Records drawn from a dataset →
######

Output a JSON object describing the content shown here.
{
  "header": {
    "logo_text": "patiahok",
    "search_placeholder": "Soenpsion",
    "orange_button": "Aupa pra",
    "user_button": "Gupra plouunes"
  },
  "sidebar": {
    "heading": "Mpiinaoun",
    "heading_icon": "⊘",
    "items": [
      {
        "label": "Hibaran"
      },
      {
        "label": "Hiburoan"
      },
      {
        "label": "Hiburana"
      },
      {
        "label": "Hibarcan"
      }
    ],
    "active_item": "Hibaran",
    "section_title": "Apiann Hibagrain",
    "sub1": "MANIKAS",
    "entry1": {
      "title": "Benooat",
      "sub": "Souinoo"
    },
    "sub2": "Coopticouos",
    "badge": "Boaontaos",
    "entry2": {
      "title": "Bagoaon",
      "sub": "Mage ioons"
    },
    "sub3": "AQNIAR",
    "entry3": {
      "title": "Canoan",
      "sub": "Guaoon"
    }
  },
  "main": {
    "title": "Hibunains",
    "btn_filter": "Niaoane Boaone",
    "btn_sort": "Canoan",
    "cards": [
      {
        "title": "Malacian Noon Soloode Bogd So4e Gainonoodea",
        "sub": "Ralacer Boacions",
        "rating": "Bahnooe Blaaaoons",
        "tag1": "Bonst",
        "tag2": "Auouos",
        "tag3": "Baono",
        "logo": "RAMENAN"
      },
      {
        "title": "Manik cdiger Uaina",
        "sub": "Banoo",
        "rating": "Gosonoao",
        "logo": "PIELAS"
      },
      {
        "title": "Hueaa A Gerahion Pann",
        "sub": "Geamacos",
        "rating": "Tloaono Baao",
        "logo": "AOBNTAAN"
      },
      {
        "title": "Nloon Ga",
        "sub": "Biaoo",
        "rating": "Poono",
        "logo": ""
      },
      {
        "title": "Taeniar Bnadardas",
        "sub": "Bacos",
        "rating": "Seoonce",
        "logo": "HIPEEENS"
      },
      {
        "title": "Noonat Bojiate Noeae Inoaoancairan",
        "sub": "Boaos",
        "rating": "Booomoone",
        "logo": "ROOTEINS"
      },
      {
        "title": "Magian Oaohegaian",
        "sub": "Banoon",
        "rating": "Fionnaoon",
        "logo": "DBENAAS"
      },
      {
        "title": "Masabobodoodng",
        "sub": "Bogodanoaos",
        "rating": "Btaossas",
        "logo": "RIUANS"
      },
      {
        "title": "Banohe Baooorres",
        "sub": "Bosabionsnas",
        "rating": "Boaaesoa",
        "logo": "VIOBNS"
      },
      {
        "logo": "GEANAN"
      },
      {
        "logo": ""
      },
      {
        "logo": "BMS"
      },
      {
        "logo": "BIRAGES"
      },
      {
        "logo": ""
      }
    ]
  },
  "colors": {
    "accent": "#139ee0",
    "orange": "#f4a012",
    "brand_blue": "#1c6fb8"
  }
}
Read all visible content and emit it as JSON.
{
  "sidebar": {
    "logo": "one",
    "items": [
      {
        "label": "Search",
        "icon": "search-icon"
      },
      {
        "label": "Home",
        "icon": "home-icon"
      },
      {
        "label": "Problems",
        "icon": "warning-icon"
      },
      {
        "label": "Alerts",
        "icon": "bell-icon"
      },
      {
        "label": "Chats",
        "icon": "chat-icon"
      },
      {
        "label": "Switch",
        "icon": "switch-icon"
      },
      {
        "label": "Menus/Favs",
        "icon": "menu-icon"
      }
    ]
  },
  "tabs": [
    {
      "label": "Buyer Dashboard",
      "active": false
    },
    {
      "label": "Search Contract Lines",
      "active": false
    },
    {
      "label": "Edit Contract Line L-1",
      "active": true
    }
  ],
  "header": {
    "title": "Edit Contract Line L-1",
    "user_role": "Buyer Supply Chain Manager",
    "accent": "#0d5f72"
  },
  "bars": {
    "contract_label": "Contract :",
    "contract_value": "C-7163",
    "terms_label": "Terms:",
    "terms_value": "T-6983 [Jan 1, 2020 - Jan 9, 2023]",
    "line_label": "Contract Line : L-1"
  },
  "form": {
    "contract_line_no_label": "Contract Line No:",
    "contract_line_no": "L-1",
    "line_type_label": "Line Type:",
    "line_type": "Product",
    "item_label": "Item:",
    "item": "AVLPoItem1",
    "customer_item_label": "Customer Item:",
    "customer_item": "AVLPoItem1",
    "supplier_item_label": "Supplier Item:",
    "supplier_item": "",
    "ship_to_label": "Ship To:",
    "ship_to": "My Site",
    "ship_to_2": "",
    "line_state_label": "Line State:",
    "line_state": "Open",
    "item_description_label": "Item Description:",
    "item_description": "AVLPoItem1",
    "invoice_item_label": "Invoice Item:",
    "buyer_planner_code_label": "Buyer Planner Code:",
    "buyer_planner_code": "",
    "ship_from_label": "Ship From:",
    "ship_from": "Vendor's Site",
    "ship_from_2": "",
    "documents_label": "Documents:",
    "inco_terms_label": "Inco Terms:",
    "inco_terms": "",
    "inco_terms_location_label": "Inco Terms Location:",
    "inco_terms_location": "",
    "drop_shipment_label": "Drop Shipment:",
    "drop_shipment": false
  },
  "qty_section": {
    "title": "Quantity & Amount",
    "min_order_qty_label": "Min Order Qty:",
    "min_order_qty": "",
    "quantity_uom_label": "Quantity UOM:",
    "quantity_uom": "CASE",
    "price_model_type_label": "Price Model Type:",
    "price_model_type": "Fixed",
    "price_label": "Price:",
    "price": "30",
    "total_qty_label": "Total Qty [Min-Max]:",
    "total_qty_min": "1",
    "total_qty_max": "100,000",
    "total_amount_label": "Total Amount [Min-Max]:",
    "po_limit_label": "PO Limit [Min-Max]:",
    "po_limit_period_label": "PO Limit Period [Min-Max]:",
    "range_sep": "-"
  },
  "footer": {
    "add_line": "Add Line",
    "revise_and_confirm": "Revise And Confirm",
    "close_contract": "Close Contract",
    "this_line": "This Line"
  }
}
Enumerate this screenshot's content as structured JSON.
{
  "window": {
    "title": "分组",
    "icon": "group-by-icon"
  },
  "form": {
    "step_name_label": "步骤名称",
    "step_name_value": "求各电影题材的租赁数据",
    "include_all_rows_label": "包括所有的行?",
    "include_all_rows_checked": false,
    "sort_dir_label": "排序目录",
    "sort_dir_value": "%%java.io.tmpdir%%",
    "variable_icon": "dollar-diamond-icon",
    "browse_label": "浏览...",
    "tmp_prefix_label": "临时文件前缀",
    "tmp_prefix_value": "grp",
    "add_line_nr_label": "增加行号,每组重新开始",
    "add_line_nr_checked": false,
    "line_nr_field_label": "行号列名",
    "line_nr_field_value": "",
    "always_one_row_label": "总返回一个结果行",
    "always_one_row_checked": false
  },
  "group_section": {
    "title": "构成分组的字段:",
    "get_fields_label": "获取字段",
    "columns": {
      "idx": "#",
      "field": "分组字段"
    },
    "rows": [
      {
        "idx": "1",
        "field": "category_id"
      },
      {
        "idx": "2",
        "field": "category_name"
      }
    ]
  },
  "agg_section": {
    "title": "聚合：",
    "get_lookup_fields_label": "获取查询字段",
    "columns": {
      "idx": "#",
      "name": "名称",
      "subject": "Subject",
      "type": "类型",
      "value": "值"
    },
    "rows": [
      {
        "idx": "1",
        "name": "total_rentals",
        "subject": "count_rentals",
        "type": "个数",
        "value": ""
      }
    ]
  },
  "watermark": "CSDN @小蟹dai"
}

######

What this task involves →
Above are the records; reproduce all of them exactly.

Task output →
Output a JSON object describing the content shown here.
{
  "header": {
    "logo_text": "patiahok",
    "search_placeholder": "Soenpsion",
    "orange_button": "Aupa pra",
    "user_button": "Gupra plouunes"
  },
  "sidebar": {
    "heading": "Mpiinaoun",
    "heading_icon": "⊘",
    "items": [
      {
        "label": "Hibaran"
      },
      {
        "label": "Hiburoan"
      },
      {
        "label": "Hiburana"
      },
      {
        "label": "Hibarcan"
      }
    ],
    "active_item": "Hibaran",
    "section_title": "Apiann Hibagrain",
    "sub1": "MANIKAS",
    "entry1": {
      "title": "Benooat",
      "sub": "Souinoo"
    },
    "sub2": "Coopticouos",
    "badge": "Boaontaos",
    "entry2": {
      "title": "Bagoaon",
      "sub": "Mage ioons"
    },
    "sub3": "AQNIAR",
    "entry3": {
      "title": "Canoan",
      "sub": "Guaoon"
    }
  },
  "main": {
    "title": "Hibunains",
    "btn_filter": "Niaoane Boaone",
    "btn_sort": "Canoan",
    "cards": [
      {
        "title": "Malacian Noon Soloode Bogd So4e Gainonoodea",
        "sub": "Ralacer Boacions",
        "rating": "Bahnooe Blaaaoons",
        "tag1": "Bonst",
        "tag2": "Auouos",
        "tag3": "Baono",
        "logo": "RAMENAN"
      },
      {
        "title": "Manik cdiger Uaina",
        "sub": "Banoo",
        "rating": "Gosonoao",
        "logo": "PIELAS"
      },
      {
        "title": "Hueaa A Gerahion Pann",
        "sub": "Geamacos",
        "rating": "Tloaono Baao",
        "logo": "AOBNTAAN"
      },
      {
        "title": "Nloon Ga",
        "sub": "Biaoo",
        "rating": "Poono",
        "logo": ""
      },
      {
        "title": "Taeniar Bnadardas",
        "sub": "Bacos",
        "rating": "Seoonce",
        "logo": "HIPEEENS"
      },
      {
        "title": "Noonat Bojiate Noeae Inoaoancairan",
        "sub": "Boaos",
        "rating": "Booomoone",
        "logo": "ROOTEINS"
      },
      {
        "title": "Magian Oaohegaian",
        "sub": "Banoon",
        "rating": "Fionnaoon",
        "logo": "DBENAAS"
      },
      {
        "title": "Masabobodoodng",
        "sub": "Bogodanoaos",
        "rating": "Btaossas",
        "logo": "RIUANS"
      },
      {
        "title": "Banohe Baooorres",
        "sub": "Bosabionsnas",
        "rating": "Boaaesoa",
        "logo": "VIOBNS"
      },
      {
        "logo": "GEANAN"
      },
      {
        "logo": ""
      },
      {
        "logo": "BMS"
      },
      {
        "logo": "BIRAGES"
      },
      {
        "logo": ""
      }
    ]
  },
  "colors": {
    "accent": "#139ee0",
    "orange": "#f4a012",
    "brand_blue": "#1c6fb8"
  }
}
Read all visible content and emit it as JSON.
{
  "sidebar": {
    "logo": "one",
    "items": [
      {
        "label": "Search",
        "icon": "search-icon"
      },
      {
        "label": "Home",
        "icon": "home-icon"
      },
      {
        "label": "Problems",
        "icon": "warning-icon"
      },
      {
        "label": "Alerts",
        "icon": "bell-icon"
      },
      {
        "label": "Chats",
        "icon": "chat-icon"
      },
      {
        "label": "Switch",
        "icon": "switch-icon"
      },
      {
        "label": "Menus/Favs",
        "icon": "menu-icon"
      }
    ]
  },
  "tabs": [
    {
      "label": "Buyer Dashboard",
      "active": false
    },
    {
      "label": "Search Contract Lines",
      "active": false
    },
    {
      "label": "Edit Contract Line L-1",
      "active": true
    }
  ],
  "header": {
    "title": "Edit Contract Line L-1",
    "user_role": "Buyer Supply Chain Manager",
    "accent": "#0d5f72"
  },
  "bars": {
    "contract_label": "Contract :",
    "contract_value": "C-7163",
    "terms_label": "Terms:",
    "terms_value": "T-6983 [Jan 1, 2020 - Jan 9, 2023]",
    "line_label": "Contract Line : L-1"
  },
  "form": {
    "contract_line_no_label": "Contract Line No:",
    "contract_line_no": "L-1",
    "line_type_label": "Line Type:",
    "line_type": "Product",
    "item_label": "Item:",
    "item": "AVLPoItem1",
    "customer_item_label": "Customer Item:",
    "customer_item": "AVLPoItem1",
    "supplier_item_label": "Supplier Item:",
    "supplier_item": "",
    "ship_to_label": "Ship To:",
    "ship_to": "My Site",
    "ship_to_2": "",
    "line_state_label": "Line State:",
    "line_state": "Open",
    "item_description_label": "Item Description:",
    "item_description": "AVLPoItem1",
    "invoice_item_label": "Invoice Item:",
    "buyer_planner_code_label": "Buyer Planner Code:",
    "buyer_planner_code": "",
    "ship_from_label": "Ship From:",
    "ship_from": "Vendor's Site",
    "ship_from_2": "",
    "documents_label": "Documents:",
    "inco_terms_label": "Inco Terms:",
    "inco_terms": "",
    "inco_terms_location_label": "Inco Terms Location:",
    "inco_terms_location": "",
    "drop_shipment_label": "Drop Shipment:",
    "drop_shipment": false
  },
  "qty_section": {
    "title": "Quantity & Amount",
    "min_order_qty_label": "Min Order Qty:",
    "min_order_qty": "",
    "quantity_uom_label": "Quantity UOM:",
    "quantity_uom": "CASE",
    "price_model_type_label": "Price Model Type:",
    "price_model_type": "Fixed",
    "price_label": "Price:",
    "price": "30",
    "total_qty_label": "Total Qty [Min-Max]:",
    "total_qty_min": "1",
    "total_qty_max": "100,000",
    "total_amount_label": "Total Amount [Min-Max]:",
    "po_limit_label": "PO Limit [Min-Max]:",
    "po_limit_period_label": "PO Limit Period [Min-Max]:",
    "range_sep": "-"
  },
  "footer": {
    "add_line": "Add Line",
    "revise_and_confirm": "Revise And Confirm",
    "close_contract": "Close Contract",
    "this_line": "This Line"
  }
}
Enumerate this screenshot's content as structured JSON.
{
  "window": {
    "title": "分组",
    "icon": "group-by-icon"
  },
  "form": {
    "step_name_label": "步骤名称",
    "step_name_value": "求各电影题材的租赁数据",
    "include_all_rows_label": "包括所有的行?",
    "include_all_rows_checked": false,
    "sort_dir_label": "排序目录",
    "sort_dir_value": "%%java.io.tmpdir%%",
    "variable_icon": "dollar-diamond-icon",
    "browse_label": "浏览...",
    "tmp_prefix_label": "临时文件前缀",
    "tmp_prefix_value": "grp",
    "add_line_nr_label": "增加行号,每组重新开始",
    "add_line_nr_checked": false,
    "line_nr_field_label": "行号列名",
    "line_nr_field_value": "",
    "always_one_row_label": "总返回一个结果行",
    "always_one_row_checked": false
  },
  "group_section": {
    "title": "构成分组的字段:",
    "get_fields_label": "获取字段",
    "columns": {
      "idx": "#",
      "field": "分组字段"
    },
    "rows": [
      {
        "idx": "1",
        "field": "category_id"
      },
      {
        "idx": "2",
        "field": "category_name"
      }
    ]
  },
  "agg_section": {
    "title": "聚合：",
    "get_lookup_fields_label": "获取查询字段",
    "columns": {
      "idx": "#",
      "name": "名称",
      "subject": "Subject",
      "type": "类型",
      "value": "值"
    },
    "rows": [
      {
        "idx": "1",
        "name": "total_rentals",
        "subject": "count_rentals",
        "type": "个数",
        "value": ""
      }
    ]
  },
  "watermark": "CSDN @小蟹dai"
}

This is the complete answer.